## Required action
Scan the entries below and report only how many lines contain "down".

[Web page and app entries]
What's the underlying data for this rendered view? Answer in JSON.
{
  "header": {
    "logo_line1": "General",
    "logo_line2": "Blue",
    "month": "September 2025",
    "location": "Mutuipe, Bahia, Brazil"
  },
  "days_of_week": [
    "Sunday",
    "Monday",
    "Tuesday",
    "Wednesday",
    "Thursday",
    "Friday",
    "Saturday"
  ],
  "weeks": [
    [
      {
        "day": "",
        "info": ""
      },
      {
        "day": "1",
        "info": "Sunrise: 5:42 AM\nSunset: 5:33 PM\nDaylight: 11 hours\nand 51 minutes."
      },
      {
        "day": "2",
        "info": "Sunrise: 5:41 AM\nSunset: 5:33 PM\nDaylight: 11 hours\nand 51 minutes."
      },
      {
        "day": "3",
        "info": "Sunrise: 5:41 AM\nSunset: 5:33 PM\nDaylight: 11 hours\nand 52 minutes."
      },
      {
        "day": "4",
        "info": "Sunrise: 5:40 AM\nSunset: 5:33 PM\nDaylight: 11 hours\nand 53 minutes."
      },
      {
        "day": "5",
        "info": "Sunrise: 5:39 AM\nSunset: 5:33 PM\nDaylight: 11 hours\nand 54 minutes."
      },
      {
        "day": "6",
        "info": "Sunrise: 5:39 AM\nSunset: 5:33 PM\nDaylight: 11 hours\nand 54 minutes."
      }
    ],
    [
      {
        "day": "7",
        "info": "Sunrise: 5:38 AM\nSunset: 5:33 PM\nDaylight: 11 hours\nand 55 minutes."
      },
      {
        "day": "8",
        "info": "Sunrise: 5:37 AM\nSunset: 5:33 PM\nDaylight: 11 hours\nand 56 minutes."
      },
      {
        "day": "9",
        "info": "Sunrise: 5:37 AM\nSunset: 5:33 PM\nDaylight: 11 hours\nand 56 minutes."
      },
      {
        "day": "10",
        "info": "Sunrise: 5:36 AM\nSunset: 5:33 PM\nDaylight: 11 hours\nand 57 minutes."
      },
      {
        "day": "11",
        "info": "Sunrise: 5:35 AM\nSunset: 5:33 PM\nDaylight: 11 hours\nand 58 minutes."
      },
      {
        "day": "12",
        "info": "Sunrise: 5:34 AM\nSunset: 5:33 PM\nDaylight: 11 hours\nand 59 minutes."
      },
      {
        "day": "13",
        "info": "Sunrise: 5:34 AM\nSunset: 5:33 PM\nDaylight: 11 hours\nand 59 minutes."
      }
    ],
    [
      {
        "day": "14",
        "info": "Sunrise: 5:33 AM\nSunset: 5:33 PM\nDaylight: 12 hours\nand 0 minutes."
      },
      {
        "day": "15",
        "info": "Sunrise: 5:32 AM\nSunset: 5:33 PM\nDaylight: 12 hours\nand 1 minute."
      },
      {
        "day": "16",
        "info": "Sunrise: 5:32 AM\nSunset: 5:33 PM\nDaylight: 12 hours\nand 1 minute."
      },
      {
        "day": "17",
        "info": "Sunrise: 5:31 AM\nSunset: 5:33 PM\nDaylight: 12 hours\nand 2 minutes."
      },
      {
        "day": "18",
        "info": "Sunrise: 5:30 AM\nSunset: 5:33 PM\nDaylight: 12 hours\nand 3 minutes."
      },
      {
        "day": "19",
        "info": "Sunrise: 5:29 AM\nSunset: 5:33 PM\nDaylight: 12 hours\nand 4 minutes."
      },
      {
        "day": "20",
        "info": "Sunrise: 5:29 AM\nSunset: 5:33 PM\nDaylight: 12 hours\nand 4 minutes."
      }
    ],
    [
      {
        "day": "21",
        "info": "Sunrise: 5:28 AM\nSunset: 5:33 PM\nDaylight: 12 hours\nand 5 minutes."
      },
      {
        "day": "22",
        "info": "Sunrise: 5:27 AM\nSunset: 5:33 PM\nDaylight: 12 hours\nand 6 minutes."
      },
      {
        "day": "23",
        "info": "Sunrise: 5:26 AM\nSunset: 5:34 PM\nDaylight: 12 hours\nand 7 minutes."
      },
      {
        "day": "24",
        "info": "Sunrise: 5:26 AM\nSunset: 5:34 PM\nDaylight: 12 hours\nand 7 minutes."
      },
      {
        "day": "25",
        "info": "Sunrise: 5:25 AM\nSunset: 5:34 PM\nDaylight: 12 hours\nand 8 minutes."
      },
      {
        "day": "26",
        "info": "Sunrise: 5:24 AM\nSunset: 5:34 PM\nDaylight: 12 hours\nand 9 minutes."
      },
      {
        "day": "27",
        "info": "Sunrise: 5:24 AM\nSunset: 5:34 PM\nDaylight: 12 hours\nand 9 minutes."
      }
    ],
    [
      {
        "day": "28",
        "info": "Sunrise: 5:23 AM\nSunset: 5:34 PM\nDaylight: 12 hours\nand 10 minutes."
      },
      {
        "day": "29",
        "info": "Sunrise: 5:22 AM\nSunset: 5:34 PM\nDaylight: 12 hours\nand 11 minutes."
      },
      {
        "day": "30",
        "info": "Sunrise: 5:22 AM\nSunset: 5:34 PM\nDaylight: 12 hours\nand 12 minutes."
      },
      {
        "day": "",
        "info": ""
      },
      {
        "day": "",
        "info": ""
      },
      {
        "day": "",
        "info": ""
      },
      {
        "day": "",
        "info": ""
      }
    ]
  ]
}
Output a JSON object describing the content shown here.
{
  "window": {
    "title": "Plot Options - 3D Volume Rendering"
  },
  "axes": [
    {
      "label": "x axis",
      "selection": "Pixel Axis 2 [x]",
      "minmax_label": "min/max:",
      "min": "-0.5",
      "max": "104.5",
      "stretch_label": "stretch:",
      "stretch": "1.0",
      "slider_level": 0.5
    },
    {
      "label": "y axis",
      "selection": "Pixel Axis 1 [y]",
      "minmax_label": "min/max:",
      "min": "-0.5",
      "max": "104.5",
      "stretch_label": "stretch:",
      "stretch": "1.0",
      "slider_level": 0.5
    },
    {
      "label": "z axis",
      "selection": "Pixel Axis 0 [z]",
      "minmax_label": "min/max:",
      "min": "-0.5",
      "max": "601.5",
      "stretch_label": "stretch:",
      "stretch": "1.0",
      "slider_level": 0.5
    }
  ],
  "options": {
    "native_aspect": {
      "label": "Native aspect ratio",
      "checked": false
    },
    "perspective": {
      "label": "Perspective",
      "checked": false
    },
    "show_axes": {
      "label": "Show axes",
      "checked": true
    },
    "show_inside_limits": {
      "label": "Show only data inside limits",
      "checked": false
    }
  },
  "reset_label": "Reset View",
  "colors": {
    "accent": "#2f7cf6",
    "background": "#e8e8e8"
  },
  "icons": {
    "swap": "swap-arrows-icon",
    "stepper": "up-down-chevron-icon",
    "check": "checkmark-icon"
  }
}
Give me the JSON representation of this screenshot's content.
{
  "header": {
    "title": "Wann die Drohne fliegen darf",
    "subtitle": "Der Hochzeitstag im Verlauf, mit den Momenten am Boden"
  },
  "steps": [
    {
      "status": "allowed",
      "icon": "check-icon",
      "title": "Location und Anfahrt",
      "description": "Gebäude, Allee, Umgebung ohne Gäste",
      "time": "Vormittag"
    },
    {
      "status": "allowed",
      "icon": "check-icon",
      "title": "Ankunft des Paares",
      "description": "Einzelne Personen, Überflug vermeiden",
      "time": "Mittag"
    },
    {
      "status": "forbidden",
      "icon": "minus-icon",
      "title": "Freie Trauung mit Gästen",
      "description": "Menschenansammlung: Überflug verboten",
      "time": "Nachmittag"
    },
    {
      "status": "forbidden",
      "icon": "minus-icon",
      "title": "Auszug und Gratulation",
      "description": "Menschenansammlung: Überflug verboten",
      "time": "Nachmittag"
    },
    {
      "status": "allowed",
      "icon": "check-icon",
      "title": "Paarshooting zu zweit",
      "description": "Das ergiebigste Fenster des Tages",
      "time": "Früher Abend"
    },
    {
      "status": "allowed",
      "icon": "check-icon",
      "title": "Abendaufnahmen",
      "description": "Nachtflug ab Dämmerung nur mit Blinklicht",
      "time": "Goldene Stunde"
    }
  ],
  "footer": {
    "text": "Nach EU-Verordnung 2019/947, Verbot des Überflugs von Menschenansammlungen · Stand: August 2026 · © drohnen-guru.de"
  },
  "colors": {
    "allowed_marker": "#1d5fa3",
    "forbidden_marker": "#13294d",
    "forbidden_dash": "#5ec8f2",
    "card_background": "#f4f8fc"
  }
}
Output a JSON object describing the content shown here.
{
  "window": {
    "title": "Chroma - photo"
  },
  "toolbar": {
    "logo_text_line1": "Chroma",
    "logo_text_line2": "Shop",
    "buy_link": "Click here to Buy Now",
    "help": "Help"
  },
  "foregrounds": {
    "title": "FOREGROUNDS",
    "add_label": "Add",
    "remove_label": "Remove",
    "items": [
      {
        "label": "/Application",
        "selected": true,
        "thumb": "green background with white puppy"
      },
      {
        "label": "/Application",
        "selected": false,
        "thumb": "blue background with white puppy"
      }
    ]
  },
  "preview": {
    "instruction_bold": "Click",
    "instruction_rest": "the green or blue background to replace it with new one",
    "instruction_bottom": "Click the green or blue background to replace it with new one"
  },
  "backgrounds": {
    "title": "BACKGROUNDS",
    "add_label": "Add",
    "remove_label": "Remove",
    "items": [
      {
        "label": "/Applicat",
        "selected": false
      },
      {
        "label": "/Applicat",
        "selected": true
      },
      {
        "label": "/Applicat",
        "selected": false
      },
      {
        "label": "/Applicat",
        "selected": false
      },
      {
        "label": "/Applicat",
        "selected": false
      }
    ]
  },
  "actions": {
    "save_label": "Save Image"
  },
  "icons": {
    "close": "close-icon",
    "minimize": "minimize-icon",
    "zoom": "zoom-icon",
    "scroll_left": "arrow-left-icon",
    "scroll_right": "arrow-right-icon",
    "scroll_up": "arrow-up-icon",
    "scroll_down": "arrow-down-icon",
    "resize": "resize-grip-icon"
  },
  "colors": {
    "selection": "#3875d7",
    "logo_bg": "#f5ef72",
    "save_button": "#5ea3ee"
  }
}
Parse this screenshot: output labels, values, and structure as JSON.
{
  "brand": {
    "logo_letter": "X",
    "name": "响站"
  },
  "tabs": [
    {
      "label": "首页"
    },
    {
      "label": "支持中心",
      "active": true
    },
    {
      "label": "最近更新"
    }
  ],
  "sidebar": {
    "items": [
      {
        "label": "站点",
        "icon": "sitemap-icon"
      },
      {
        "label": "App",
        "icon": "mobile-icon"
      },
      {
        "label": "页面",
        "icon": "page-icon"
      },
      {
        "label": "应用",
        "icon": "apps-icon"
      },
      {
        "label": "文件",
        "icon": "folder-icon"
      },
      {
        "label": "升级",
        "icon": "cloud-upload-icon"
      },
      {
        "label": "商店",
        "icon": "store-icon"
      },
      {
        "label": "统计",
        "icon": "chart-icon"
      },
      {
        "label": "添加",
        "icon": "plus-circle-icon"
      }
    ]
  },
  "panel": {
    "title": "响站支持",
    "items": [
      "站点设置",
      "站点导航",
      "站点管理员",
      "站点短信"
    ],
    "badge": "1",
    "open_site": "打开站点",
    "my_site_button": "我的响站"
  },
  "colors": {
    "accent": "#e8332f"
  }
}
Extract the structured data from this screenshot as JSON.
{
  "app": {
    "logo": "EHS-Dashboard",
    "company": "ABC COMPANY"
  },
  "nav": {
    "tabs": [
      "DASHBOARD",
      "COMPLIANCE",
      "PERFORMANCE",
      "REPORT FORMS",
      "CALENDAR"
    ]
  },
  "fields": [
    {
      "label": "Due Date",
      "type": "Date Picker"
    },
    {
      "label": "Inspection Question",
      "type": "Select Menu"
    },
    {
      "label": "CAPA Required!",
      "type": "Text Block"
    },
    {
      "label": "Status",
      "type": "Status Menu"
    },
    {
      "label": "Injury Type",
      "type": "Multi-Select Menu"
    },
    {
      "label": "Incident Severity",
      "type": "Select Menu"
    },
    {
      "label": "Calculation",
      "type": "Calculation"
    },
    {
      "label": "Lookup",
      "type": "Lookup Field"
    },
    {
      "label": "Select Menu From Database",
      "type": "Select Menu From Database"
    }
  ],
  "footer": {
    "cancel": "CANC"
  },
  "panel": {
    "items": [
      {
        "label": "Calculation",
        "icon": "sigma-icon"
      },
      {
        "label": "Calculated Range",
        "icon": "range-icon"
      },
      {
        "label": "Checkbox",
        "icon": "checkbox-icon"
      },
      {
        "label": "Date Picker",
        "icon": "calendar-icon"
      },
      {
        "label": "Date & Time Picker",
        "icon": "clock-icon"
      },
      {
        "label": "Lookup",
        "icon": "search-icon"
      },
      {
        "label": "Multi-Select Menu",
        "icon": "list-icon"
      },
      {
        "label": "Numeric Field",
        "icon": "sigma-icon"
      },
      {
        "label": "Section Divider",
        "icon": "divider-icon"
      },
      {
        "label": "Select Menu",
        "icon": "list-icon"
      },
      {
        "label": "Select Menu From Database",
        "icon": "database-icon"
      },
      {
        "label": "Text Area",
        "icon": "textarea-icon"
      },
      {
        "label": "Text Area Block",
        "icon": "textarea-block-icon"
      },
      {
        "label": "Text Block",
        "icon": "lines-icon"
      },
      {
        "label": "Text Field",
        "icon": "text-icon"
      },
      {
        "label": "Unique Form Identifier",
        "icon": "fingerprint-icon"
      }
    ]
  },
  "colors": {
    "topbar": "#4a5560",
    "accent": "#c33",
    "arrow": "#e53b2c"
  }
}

## Result of the task
2